**What to do:** Copy the data exactly, pictures aside.

**Available data:**

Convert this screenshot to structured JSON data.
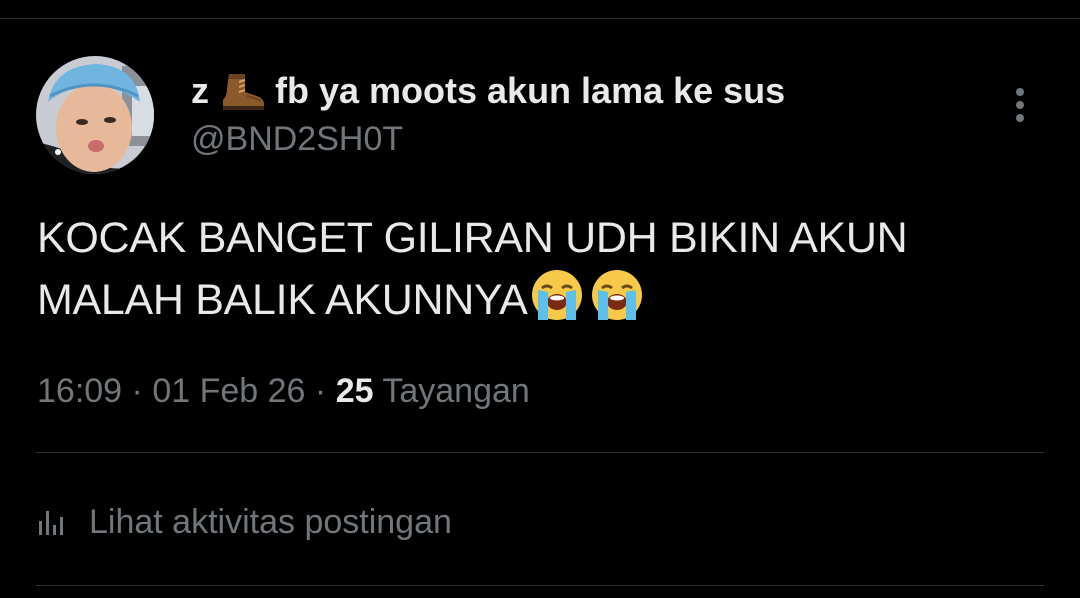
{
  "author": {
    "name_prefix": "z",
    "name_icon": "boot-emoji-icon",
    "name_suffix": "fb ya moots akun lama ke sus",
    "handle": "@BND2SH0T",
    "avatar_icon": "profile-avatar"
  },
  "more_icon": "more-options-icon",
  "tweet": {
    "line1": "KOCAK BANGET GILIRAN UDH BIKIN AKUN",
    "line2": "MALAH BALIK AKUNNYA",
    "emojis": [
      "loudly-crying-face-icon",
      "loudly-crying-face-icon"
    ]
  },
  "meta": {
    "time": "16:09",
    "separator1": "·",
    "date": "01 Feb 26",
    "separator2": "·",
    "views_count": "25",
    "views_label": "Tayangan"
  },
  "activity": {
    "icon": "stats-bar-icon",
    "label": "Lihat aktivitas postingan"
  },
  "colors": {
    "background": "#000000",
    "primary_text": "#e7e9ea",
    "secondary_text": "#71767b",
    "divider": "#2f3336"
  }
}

**Response box:**
Convert this screenshot to structured JSON data.
{
  "author": {
    "name_prefix": "z",
    "name_icon": "boot-emoji-icon",
    "name_suffix": "fb ya moots akun lama ke sus",
    "handle": "@BND2SH0T",
    "avatar_icon": "profile-avatar"
  },
  "more_icon": "more-options-icon",
  "tweet": {
    "line1": "KOCAK BANGET GILIRAN UDH BIKIN AKUN",
    "line2": "MALAH BALIK AKUNNYA",
    "emojis": [
      "loudly-crying-face-icon",
      "loudly-crying-face-icon"
    ]
  },
  "meta": {
    "time": "16:09",
    "separator1": "·",
    "date": "01 Feb 26",
    "separator2": "·",
    "views_count": "25",
    "views_label": "Tayangan"
  },
  "activity": {
    "icon": "stats-bar-icon",
    "label": "Lihat aktivitas postingan"
  },
  "colors": {
    "background": "#000000",
    "primary_text": "#e7e9ea",
    "secondary_text": "#71767b",
    "divider": "#2f3336"
  }
}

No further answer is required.